The Internet has helped them with spreading this message. Alok, though, hates that the way they (and others) are perceived is by an understanding of who they portray on the Internet, “[I believe] there are as many you’s as there are people that you know in the world. If I was to ask your mom about you, she would know a fundamentally different person than the you that I know currently. The internet only portrays one version of you, not all your multitudes.” Alok wants people to understand this pivotal point and it’s a facet of their new work “Watching You Watch Me.”
In preparation for their show, Alok procrastinates. “I am the queen of procrastination!” Instead of writing and rehearsing, they have been organising their hard drive and creating a fashion line, “I'm designing my first set of clothing that I'm loosely calling a line because at some point, I was like, I'm going to make two new pieces but then I was like I'm going to make a line of clothes.” The vision is what feminine clothes would look like without fear of harassment because being in Delhi, Alok has noticed how “women and femmes are constantly self-policing [themselves] around society.”
Asking themselves when is it safe to head home, what can they wear to ensure minimal harassment but still be “fabulous and beautiful, because you’re trying not to draw too much attention to yourself while feeling good.” Alok says the line is “functional femme” as feminine clothes tend not to have pockets and they’re difficult to go to the bathroom in; Alok’s line will be the opposite of that.
At a rehearsal for the show, Alok is meticulous. With brows furrowed in concentration, wearing blue socks, platform shoes and a gorgeous patterned red dress, Alok swaggers around the theatre ensuring that every detail of their upcoming performance is perfect. A technology-heavy show, they’ve hooked up an iPhone to the laptop which then connects to the screen. A loop-pedal on a brown table sits alongside a glass of water as they’re precise and calculated about every minute, choosing to repeatedly watch videos and photos where people have abused them online.
Alok’s relationship with the Internet is a complicated one. It’s one they’re still navigating despite having prospered in it at a time when most were ignorant of its possibilities. Strangers will comment on their posts, on Instagram or Facebook, deriding everything about them, making vile comments that are past the point of violence, a torrent of vitriol accompanies every post with a picture of Alok. But it has given them strength. In an age where the world seems more divided than ever before, Alok is fighting for the kind of utopia where they’re not just accepted for themselves but can raise others around them to be on the same platform, “A large amount of my time is facilitating connections [around the world], building relationships between trans and gender non-conforming artists and activists. The Internet has allowed me to do that.”

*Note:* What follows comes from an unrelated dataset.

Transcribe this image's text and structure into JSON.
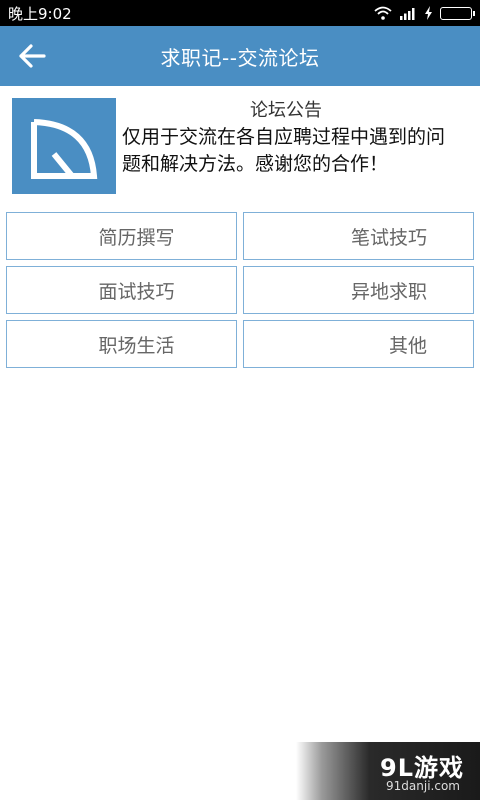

After the preparation it takes to put on a series of workshops and two live shows, Alok needs a break. Central Asia with a close friend beckons before they take their show across the world, performing on stages across Europe and hanging out in London for an artist residency. Ever the creative, Alok is constantly restless and seems unable to idle until they have a world where “desire would not be bodily focused, it would be about committing ourselves to people’s spiritual centres. The more I write poetry, the more I perform, the more I’m committed to the idea of a non-embodied self. I acknowledge the history and power relationships that enable me to do this and I want to fight for a world where everyone is able to do it.”
You can follow Alok Vaid-Menon on Facebook and Instagram. Alok will be performing at Oddbird Theatre in New Delhi on 31 March and 1 April. To reserve your tickets, you can go here.
Words + article images: Dhruva Balram
Image credit (main): Rhys Harper
Image credit (thumb): Found in Translations